The Weimar Republic was a place of absolute sexual liberation, there was nothing that was considered “too” or “too much.” Berlin became, of course, the center of German cultural life. In 1920, it grew almost 13 times.
Behind the door of the cabaret
Cabarets have become the centers of Berlin’s nightlife. Inside was a wild mixture of alcohol, drugs, sex and dancing. Indeed, until the 1920s, any entertainment establishments in Germany were under strict supervision, many of them went underground.
Cabarets were a cross between a bar, a restaurant and a nightclub. The guests sat at the tables and enjoyed the candid performances of dancers and dancers, as well as satirical performances by comedians who joked toughly about politics. The Austrian writer Stefan Zweig described one of the Berlin cabarets as follows:
“Berlin has become Babylon. The Germans went into perversions with all their passion and love for the system. Painted boys with accentuated waists walked around the Kurfürstendamm … Even the ancient Romans did not arrange such orgies as took place at transvestite balls, where hundreds of men in women’s clothes and women in men’s clothes dance right under the benevolent glances of the police. There has been a complete overthrow of values. <...> Young ladies brag about their perversity, and if a girl at 16 is suspected of being a virgin, she will be laughed at.
Gender, what gender?
Each of the hundreds of bars in Berlin had its own specialty: for straight men, for gays, for lesbians, for transvestites or pansexuals. As a dancer in one of Berlin’s Eldorado bars was rumored to have said, “I can be of whatever gender you wish, madam.”
Gender variability was the norm in the Weimar Republic. Cross-dressing and transvestism, androgynes and the blurring of gender lines were the order of the day. In Berlin cabarets, fashion became one of the tools through which men and women demonstrated their attitude towards gender and sexual orientation.
Gay and lesbian subcultures emerged. Writer Kathy Sutton wrote in her book The Masculine Woman in Weimar Germany: “With the advent of the female homosexual subculture, menswear has become a kind of opposition to mainstream trends and the mainstream.”
So men and women willingly explored their sexuality and switched roles.
Prostitution and goose

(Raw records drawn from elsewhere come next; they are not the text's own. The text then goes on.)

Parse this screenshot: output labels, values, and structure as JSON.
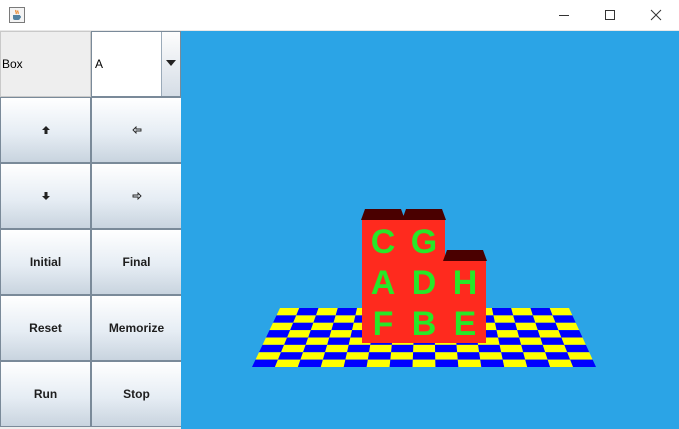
{
  "window": {
    "icon": "java-cup-icon",
    "controls": [
      "minimize-icon",
      "maximize-icon",
      "close-icon"
    ]
  },
  "panel": {
    "object_label": "Box",
    "object_select": {
      "value": "A"
    },
    "buttons": {
      "up": {
        "icon": "arrow-up-icon"
      },
      "left": {
        "icon": "arrow-left-icon"
      },
      "down": {
        "icon": "arrow-down-icon"
      },
      "right": {
        "icon": "arrow-right-icon"
      },
      "initial": "Initial",
      "final": "Final",
      "reset": "Reset",
      "memorize": "Memorize",
      "run": "Run",
      "stop": "Stop"
    }
  },
  "scene": {
    "colors": {
      "background": "#2ba4e6",
      "checker_a": "#ffff00",
      "checker_b": "#0000ff",
      "box_front": "#ff2a1e",
      "box_top": "#4a0000",
      "letter": "#27e827"
    },
    "stacks": [
      [
        "F",
        "A",
        "C"
      ],
      [
        "B",
        "D",
        "G"
      ],
      [
        "E",
        "H"
      ]
    ]
  }
}
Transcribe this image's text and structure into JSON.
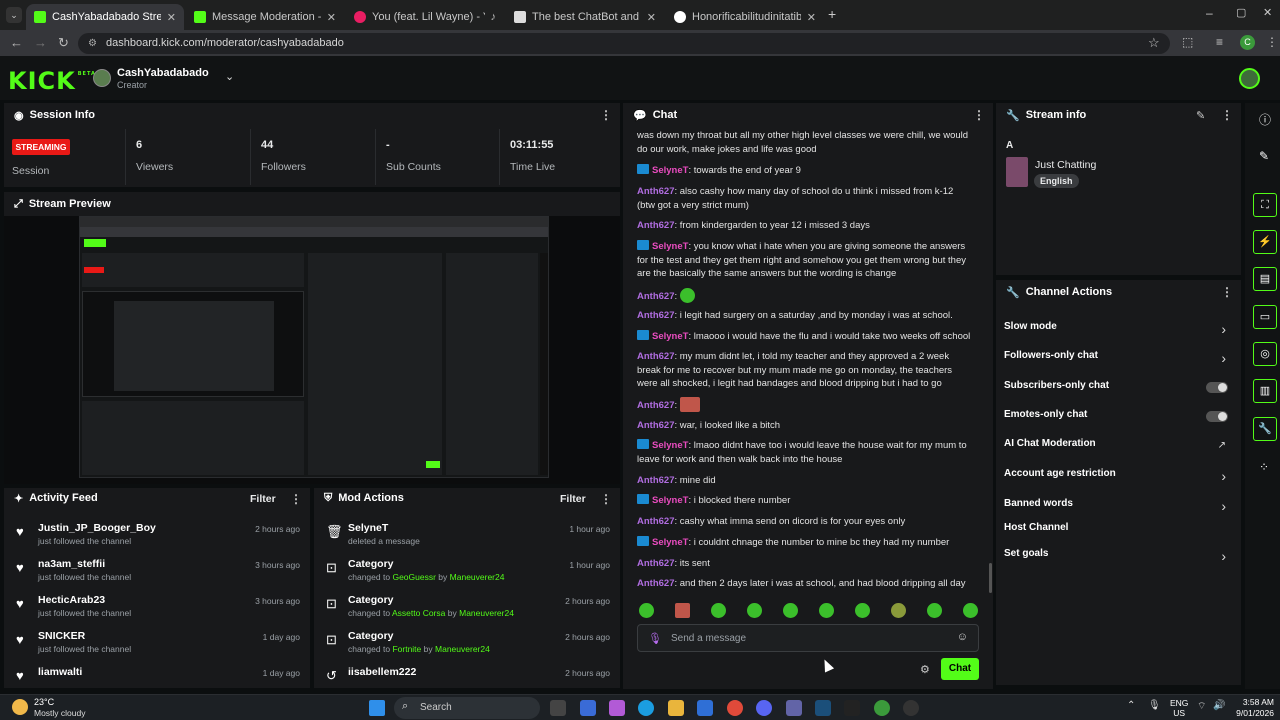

Depending on the size of the purse, a courtesan in furs and diamonds could come to a client in a limousine, or he could pick up a woman or a boy right on the street. After the war, prostitutes went, first of all, to women with no other possibility of income. Second, young people of both sexes. The infection of venereal diseases spread across Europe: syphilis and gonorrhea. Pimps were ready to fulfill almost any fantasy of the client, if he was willing to pay. Italian journalist Luigi Barzini wrote: “I have seen pimps who offer everything: little boys, little girls, strong men, voluptuous women, animals. There’s talk of a goose whose neck can be cut off in an ecstatic fit and you get it all in one: sodomy, bestiality, homosexuality, necrophilia and sadism. Also a snack if someone can eat this goose after.